Usual English form of Dorothea. It has been in use since the 16th century. The author L. Frank Baum used it for the central character, Dorothy Gale, in his fantasy novel The Wonderful Wizard of Oz (1900) and several of its sequels.
Dorottya f Hungarian
Hungarian form of Dorothea.
Dorris f English
Variant of Doris.
Dorrit f Danish
Danish diminutive of Dorothea.
Dorte f Danish
Danish form of Dorothy.
Dortha f English
Variant of Dorothy.
Dörthe f Low German
Low German form of Dorthe.
Dorthe f Danish
Danish form of Dorothy.
Dorthea f Danish
Danish form of Dorothy.
Dorthy f English
Variant of Dorothy.
Dory f English
Diminutive of Dorothy or Doris. This is the name of a fish in the animated film Finding Nemo (2003).
Dosia f Polish
Diminutive of Teodozja or Dorota.
Dot f English
Diminutive of Dorothy.
Dottie f English
Diminutive of Dorothy.
Dotty f English
Diminutive of Dorothy.
Doubravka f Czech
Czech feminine form of Dubravko.
Dove f English

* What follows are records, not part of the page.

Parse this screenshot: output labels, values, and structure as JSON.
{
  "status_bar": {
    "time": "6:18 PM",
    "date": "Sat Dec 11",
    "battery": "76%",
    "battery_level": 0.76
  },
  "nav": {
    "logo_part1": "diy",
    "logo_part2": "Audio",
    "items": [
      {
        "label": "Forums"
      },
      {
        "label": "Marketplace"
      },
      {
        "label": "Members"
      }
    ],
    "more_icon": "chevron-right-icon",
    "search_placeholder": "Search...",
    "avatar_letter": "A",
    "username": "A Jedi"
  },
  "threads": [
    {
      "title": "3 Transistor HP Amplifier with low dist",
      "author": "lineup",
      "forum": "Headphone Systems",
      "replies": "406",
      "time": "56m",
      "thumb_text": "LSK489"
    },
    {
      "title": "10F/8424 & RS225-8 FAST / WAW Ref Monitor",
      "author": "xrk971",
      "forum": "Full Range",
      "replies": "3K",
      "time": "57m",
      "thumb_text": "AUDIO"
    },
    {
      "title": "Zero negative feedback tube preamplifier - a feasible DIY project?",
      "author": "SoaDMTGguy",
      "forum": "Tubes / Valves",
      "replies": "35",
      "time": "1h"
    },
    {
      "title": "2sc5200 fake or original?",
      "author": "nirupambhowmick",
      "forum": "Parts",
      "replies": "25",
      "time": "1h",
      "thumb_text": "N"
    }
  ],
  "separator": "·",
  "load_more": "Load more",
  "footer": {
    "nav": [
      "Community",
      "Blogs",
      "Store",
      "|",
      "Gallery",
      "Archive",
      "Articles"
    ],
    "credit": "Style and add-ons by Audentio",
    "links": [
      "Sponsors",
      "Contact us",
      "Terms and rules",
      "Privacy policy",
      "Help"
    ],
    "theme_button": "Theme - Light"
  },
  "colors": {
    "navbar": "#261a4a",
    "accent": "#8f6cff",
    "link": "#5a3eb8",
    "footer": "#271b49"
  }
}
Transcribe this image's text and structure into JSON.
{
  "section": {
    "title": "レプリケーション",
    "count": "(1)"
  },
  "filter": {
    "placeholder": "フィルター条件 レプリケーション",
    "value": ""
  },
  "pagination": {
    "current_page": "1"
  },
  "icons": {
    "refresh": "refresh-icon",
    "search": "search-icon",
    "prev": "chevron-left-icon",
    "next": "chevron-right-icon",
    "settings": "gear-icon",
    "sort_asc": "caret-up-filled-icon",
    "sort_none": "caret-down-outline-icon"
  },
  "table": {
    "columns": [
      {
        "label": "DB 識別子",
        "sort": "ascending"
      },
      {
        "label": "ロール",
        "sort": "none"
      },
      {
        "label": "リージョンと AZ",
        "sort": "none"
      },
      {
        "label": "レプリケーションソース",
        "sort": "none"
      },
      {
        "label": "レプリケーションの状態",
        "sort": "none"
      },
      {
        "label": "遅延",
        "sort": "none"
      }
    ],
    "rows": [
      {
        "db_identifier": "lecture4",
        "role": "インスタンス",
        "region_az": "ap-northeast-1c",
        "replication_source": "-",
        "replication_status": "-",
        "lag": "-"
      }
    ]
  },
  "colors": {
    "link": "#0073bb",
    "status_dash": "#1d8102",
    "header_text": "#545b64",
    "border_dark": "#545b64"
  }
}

From the English word for the variety of bird, seen as a symbol of peace.
Draga f Slovene, Croatian, Serbian
Feminine form of Drago.
Dragica f Serbian, Croatian, Slovene
Derived from the Slavic element dragu meaning "precious".
Draha f Czech, Slovak
Diminutive of Drahomíra.
Drahomíra f Czech, Slovak
Czech and Slovak feminine form of Dragomir.
Drahoslava f Czech, Slovak
Czech and Slovak feminine form of Dragoslav.
Drahuše f Czech
Diminutive of Drahomíra.
Draupadi f Hinduism
Means "daughter of Drupada" in Sanskrit. In the Hindu epic the Mahabharata this is the name of the daughter of King Drupada. She married all of the Pandavas, the five sons of Pandu.
Draženka f Croatian
Feminine form of Dražen.
Drea f English
Short form of Andrea 2.
Dream f English (Modern)
From the English word dream referring to imaginary events seen in the mind while sleeping or a hope or wish.
Drika f Dutch
Short form of Hendrika.